> _WHAT IS NEEDED_: Go through the listing below and count each line with the word "Chart" in it; return only the count.

——————

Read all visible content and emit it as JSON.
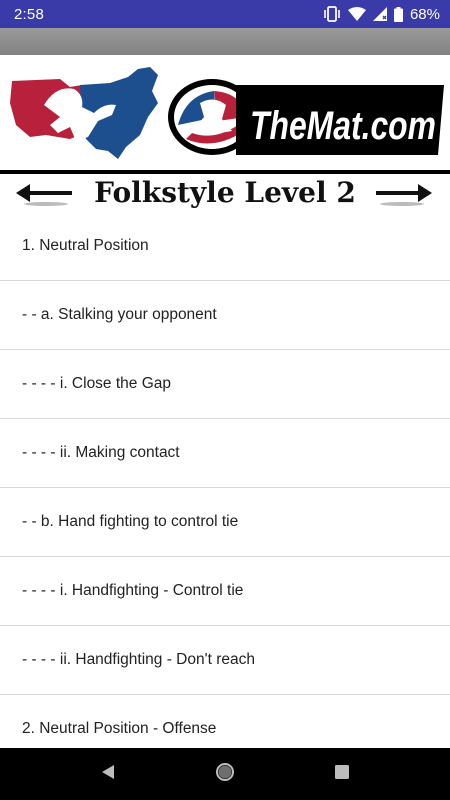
{
  "status_bar": {
    "time": "2:58",
    "battery": "68%",
    "icons": [
      "vibrate-icon",
      "wifi-icon",
      "signal-icon",
      "battery-icon"
    ]
  },
  "banner": {
    "logos": [
      "usa-wrestling-map-logo",
      "themat-logo"
    ],
    "themat_text": "TheMat.com",
    "colors": {
      "red": "#b7213b",
      "blue": "#1d4f8f"
    }
  },
  "header": {
    "title": "Folkstyle Level 2",
    "icons": [
      "arrow-left-icon",
      "arrow-right-icon"
    ]
  },
  "outline": {
    "items": [
      {
        "label": "1. Neutral Position"
      },
      {
        "label": "- - a. Stalking your opponent"
      },
      {
        "label": "- - - - i. Close the Gap"
      },
      {
        "label": "- - - - ii. Making contact"
      },
      {
        "label": "- - b. Hand fighting to control tie"
      },
      {
        "label": "- - - - i. Handfighting - Control tie"
      },
      {
        "label": "- - - - ii. Handfighting - Don't reach"
      },
      {
        "label": "2. Neutral Position - Offense"
      }
    ]
  },
  "nav_bar": {
    "icons": [
      "back-icon",
      "home-icon",
      "recents-icon"
    ]
  }
}
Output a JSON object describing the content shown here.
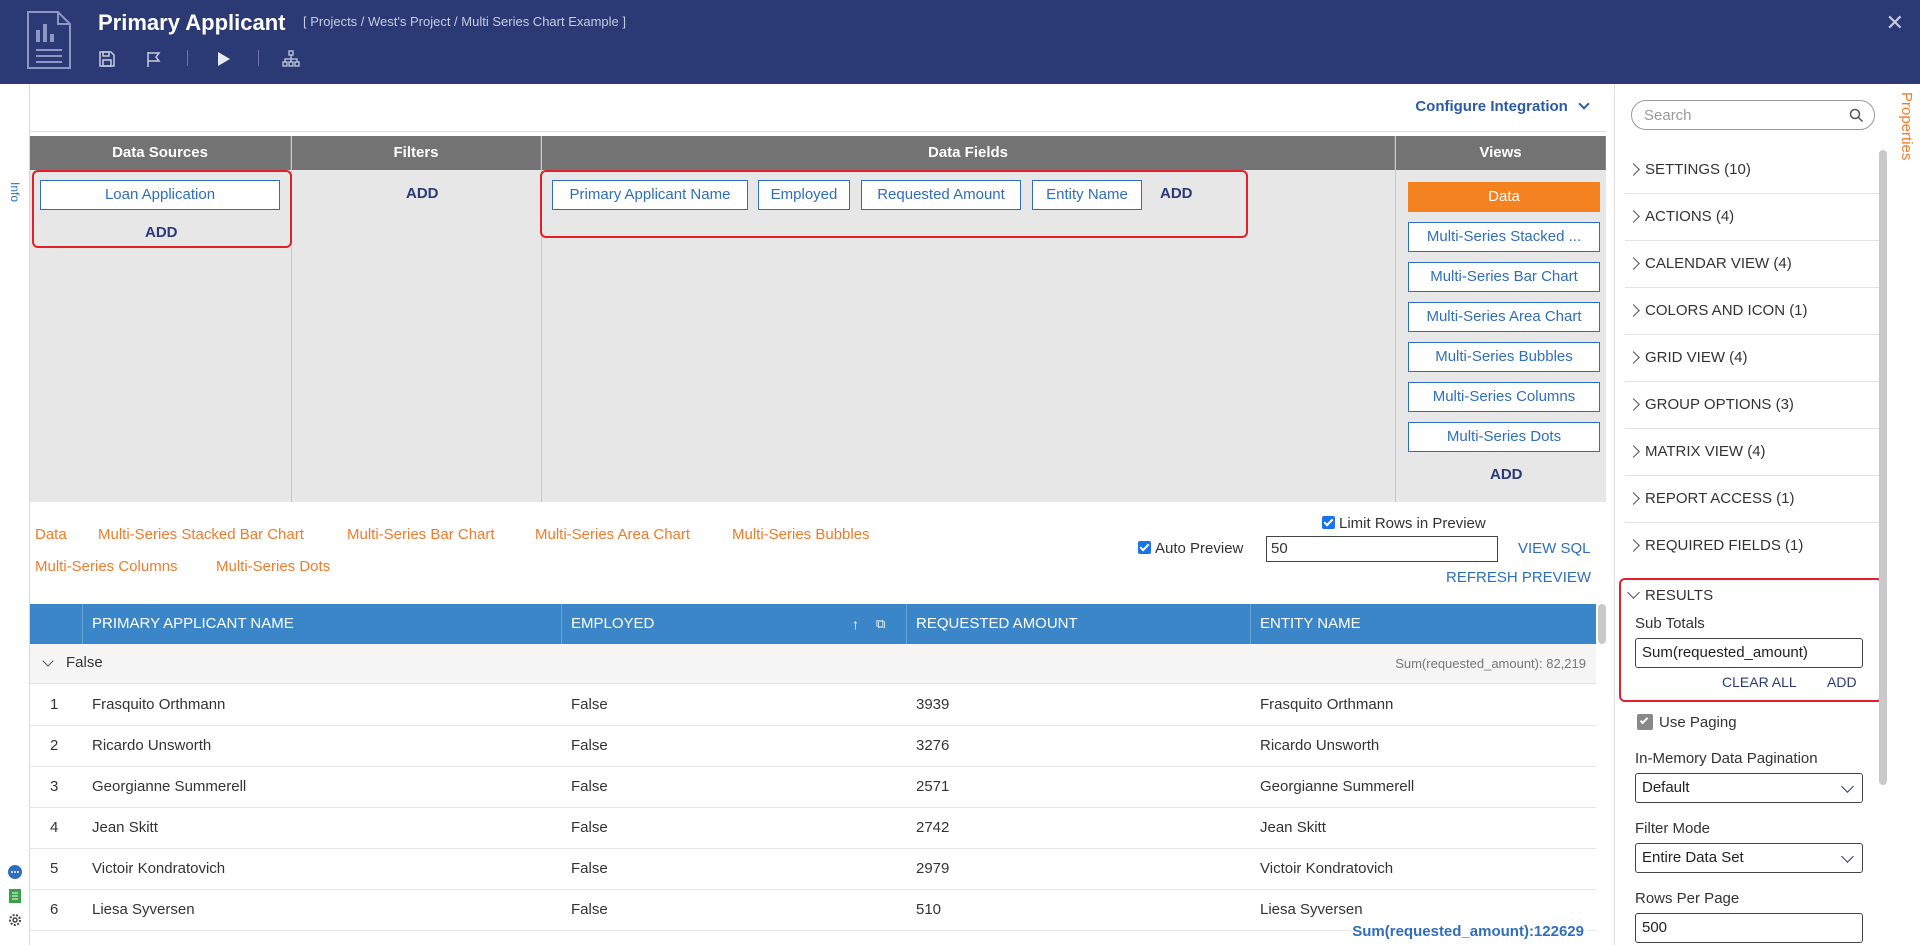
{
  "header": {
    "title": "Primary Applicant",
    "breadcrumb": "[ Projects / West's Project / Multi Series Chart Example ]",
    "close_label": "✕"
  },
  "leftbar": {
    "info_label": "Info"
  },
  "topbar": {
    "configure_label": "Configure Integration"
  },
  "panels": {
    "data_sources": {
      "title": "Data Sources",
      "items": [
        "Loan Application"
      ],
      "add": "ADD"
    },
    "filters": {
      "title": "Filters",
      "add": "ADD"
    },
    "data_fields": {
      "title": "Data Fields",
      "items": [
        "Primary Applicant Name",
        "Employed",
        "Requested Amount",
        "Entity Name"
      ],
      "add": "ADD"
    },
    "views": {
      "title": "Views",
      "active": "Data",
      "items": [
        "Multi-Series Stacked ...",
        "Multi-Series Bar Chart",
        "Multi-Series Area Chart",
        "Multi-Series Bubbles",
        "Multi-Series Columns",
        "Multi-Series Dots"
      ],
      "add": "ADD"
    }
  },
  "view_tabs": [
    "Data",
    "Multi-Series Stacked Bar Chart",
    "Multi-Series Bar Chart",
    "Multi-Series Area Chart",
    "Multi-Series Bubbles",
    "Multi-Series Columns",
    "Multi-Series Dots"
  ],
  "preview": {
    "limit_rows_label": "Limit Rows in Preview",
    "auto_preview_label": "Auto Preview",
    "rows_value": "50",
    "view_sql": "VIEW SQL",
    "refresh_preview": "REFRESH PREVIEW"
  },
  "grid": {
    "columns": [
      "PRIMARY APPLICANT NAME",
      "EMPLOYED",
      "REQUESTED AMOUNT",
      "ENTITY NAME"
    ],
    "group_label": "False",
    "group_total": "Sum(requested_amount): 82,219",
    "rows": [
      {
        "n": "1",
        "name": "Frasquito Orthmann",
        "employed": "False",
        "amount": "3939",
        "entity": "Frasquito Orthmann"
      },
      {
        "n": "2",
        "name": "Ricardo Unsworth",
        "employed": "False",
        "amount": "3276",
        "entity": "Ricardo Unsworth"
      },
      {
        "n": "3",
        "name": "Georgianne Summerell",
        "employed": "False",
        "amount": "2571",
        "entity": "Georgianne Summerell"
      },
      {
        "n": "4",
        "name": "Jean Skitt",
        "employed": "False",
        "amount": "2742",
        "entity": "Jean Skitt"
      },
      {
        "n": "5",
        "name": "Victoir Kondratovich",
        "employed": "False",
        "amount": "2979",
        "entity": "Victoir Kondratovich"
      },
      {
        "n": "6",
        "name": "Liesa Syversen",
        "employed": "False",
        "amount": "510",
        "entity": "Liesa Syversen"
      }
    ],
    "grand_total": "Sum(requested_amount):122629"
  },
  "properties": {
    "tab_label": "Properties",
    "search_placeholder": "Search",
    "sections": [
      "SETTINGS (10)",
      "ACTIONS (4)",
      "CALENDAR VIEW (4)",
      "COLORS AND ICON (1)",
      "GRID VIEW (4)",
      "GROUP OPTIONS (3)",
      "MATRIX VIEW (4)",
      "REPORT ACCESS (1)",
      "REQUIRED FIELDS (1)"
    ],
    "results": {
      "title": "RESULTS",
      "sub_totals_label": "Sub Totals",
      "sub_totals_value": "Sum(requested_amount)",
      "clear_all": "CLEAR ALL",
      "add": "ADD",
      "use_paging": "Use Paging",
      "pagination_label": "In-Memory Data Pagination",
      "pagination_value": "Default",
      "filter_mode_label": "Filter Mode",
      "filter_mode_value": "Entire Data Set",
      "rows_per_page_label": "Rows Per Page",
      "rows_per_page_value": "500"
    }
  },
  "colors": {
    "header_bg": "#2b3a75",
    "accent_orange": "#f07b2b",
    "link_blue": "#2f6ebd",
    "grid_header": "#3a86c8",
    "highlight_red": "#e0212b"
  }
}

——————

> _TASK OUTPUT_: 6